### Given data ###
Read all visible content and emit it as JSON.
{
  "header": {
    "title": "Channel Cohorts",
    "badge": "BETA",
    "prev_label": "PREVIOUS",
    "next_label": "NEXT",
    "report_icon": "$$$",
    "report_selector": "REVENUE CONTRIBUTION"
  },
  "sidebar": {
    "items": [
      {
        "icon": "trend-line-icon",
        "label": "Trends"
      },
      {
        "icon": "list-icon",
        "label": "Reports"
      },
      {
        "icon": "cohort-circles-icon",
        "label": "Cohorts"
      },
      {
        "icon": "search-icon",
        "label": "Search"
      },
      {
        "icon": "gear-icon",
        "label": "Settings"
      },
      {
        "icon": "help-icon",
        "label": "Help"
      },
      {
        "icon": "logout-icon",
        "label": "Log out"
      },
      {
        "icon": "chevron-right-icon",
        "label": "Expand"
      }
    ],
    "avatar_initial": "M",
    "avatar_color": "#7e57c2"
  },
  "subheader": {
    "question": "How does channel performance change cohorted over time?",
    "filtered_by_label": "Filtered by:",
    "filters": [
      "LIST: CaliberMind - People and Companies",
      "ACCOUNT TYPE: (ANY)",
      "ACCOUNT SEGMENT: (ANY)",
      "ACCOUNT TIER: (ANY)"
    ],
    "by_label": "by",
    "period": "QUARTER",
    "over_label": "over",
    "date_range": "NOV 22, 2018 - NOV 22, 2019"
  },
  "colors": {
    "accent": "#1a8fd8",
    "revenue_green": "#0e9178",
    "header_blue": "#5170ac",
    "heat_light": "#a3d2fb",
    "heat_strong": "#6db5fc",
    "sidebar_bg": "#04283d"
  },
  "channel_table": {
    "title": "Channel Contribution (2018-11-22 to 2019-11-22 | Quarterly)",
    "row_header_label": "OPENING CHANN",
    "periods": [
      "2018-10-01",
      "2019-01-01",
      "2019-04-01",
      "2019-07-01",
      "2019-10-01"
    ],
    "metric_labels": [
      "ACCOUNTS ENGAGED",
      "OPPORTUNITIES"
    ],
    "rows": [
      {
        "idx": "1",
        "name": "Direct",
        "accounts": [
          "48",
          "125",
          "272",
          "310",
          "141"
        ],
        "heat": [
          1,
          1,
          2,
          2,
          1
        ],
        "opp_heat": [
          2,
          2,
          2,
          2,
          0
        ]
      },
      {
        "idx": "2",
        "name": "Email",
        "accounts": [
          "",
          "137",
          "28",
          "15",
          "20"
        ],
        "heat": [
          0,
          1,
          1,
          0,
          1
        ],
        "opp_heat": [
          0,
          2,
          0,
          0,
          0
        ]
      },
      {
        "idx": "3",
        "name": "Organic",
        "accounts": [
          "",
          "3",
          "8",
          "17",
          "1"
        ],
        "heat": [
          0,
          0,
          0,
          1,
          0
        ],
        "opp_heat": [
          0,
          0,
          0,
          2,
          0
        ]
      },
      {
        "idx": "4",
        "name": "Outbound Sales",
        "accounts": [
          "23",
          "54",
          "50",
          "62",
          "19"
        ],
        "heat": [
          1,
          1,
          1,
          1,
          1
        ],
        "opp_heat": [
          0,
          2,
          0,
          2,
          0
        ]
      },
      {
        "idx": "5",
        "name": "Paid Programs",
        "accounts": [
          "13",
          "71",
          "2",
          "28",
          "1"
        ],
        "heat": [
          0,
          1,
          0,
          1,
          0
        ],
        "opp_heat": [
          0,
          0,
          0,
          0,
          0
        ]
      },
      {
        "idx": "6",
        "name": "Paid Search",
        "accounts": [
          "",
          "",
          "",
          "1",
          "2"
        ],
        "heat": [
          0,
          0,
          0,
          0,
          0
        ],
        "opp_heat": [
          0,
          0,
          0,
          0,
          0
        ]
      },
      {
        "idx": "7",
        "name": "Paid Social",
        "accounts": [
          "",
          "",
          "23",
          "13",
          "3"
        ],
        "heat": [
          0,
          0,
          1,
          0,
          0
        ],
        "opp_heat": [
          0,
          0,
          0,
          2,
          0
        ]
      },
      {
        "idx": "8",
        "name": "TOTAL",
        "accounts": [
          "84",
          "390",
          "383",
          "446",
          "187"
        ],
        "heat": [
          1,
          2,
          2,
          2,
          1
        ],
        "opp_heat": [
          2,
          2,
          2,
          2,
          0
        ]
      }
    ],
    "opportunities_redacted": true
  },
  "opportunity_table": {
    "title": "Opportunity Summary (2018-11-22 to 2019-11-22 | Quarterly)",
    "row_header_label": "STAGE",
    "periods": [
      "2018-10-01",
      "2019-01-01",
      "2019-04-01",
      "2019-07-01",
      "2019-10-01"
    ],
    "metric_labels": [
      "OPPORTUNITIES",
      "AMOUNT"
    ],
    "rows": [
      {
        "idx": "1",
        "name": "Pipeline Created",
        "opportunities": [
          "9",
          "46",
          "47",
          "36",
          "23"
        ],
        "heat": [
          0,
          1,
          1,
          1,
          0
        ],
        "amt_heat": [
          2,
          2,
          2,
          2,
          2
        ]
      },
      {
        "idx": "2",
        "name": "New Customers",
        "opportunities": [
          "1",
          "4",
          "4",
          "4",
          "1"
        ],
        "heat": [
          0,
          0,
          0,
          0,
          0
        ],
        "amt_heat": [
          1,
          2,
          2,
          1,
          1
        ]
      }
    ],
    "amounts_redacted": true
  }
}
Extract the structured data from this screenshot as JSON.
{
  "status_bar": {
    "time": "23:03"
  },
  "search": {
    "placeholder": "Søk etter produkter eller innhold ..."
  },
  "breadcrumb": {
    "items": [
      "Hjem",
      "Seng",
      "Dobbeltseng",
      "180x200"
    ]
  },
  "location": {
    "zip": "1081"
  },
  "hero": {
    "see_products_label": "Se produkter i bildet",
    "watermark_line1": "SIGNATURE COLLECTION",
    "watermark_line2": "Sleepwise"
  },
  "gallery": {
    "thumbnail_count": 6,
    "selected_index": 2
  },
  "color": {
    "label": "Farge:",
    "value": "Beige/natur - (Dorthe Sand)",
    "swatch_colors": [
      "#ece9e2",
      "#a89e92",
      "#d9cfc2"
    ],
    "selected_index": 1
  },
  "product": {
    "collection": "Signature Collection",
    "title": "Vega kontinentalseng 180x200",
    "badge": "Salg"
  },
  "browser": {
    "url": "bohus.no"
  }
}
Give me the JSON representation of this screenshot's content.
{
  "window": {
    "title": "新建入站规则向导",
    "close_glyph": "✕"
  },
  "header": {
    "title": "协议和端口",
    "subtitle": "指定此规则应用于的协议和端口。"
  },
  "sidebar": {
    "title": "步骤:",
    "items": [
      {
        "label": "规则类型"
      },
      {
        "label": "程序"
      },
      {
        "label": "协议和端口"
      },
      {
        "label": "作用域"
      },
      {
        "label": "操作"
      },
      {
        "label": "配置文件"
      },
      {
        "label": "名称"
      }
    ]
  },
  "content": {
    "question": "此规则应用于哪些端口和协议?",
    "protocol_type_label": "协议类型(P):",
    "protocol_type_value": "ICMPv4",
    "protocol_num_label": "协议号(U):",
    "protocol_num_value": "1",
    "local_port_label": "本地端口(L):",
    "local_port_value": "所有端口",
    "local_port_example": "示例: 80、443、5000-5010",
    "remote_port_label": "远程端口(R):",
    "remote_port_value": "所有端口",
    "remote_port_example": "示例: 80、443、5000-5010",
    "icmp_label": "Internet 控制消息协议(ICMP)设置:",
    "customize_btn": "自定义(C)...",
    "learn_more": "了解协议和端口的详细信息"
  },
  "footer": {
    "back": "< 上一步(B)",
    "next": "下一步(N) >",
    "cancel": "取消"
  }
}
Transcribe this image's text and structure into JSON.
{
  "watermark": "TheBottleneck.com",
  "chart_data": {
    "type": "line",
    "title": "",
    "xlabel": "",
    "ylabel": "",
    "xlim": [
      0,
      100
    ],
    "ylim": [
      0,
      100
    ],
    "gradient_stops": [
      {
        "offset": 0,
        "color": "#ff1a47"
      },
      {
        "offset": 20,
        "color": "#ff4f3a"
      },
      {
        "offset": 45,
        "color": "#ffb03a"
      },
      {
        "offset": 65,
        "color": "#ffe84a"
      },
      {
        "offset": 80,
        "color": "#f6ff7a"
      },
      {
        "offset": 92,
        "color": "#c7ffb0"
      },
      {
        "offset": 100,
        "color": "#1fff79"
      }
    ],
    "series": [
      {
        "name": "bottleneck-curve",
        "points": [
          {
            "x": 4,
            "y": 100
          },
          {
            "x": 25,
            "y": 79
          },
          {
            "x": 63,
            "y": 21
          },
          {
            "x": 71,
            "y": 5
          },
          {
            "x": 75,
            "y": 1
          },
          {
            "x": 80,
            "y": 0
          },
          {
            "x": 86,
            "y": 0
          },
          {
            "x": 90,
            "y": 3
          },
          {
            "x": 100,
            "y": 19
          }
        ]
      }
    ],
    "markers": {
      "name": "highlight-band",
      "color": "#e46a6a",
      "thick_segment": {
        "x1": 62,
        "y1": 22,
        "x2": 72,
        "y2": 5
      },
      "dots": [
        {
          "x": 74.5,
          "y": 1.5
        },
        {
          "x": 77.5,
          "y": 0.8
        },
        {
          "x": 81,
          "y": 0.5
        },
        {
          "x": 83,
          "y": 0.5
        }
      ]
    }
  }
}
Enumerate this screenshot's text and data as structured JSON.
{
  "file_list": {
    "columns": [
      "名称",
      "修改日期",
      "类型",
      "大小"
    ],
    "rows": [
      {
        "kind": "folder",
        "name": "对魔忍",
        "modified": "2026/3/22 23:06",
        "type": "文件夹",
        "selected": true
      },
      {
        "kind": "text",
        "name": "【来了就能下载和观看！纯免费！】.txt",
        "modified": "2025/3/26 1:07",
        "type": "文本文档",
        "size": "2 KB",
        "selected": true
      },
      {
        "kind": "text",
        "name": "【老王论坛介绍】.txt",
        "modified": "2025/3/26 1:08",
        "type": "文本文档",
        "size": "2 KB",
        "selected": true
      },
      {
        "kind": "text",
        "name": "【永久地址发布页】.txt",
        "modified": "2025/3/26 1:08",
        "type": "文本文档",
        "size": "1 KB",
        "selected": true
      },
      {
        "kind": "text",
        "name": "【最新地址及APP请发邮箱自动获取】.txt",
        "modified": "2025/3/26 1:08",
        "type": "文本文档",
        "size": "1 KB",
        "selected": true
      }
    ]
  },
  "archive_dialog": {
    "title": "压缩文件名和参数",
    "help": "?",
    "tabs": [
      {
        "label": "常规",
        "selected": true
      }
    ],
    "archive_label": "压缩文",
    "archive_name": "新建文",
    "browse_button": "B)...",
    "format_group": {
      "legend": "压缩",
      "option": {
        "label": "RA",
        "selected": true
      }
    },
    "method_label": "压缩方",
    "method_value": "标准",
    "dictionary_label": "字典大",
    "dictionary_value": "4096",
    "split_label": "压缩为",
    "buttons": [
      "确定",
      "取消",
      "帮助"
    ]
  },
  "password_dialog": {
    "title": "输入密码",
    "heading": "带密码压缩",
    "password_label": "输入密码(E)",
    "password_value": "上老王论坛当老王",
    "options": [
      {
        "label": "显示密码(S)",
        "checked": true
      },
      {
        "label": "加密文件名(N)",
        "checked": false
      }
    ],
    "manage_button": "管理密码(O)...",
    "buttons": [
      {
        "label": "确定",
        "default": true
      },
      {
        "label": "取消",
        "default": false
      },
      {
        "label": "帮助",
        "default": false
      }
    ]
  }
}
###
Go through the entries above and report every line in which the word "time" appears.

    "question": "How does channel performance change cohorted over time?",
    "time": "23:03"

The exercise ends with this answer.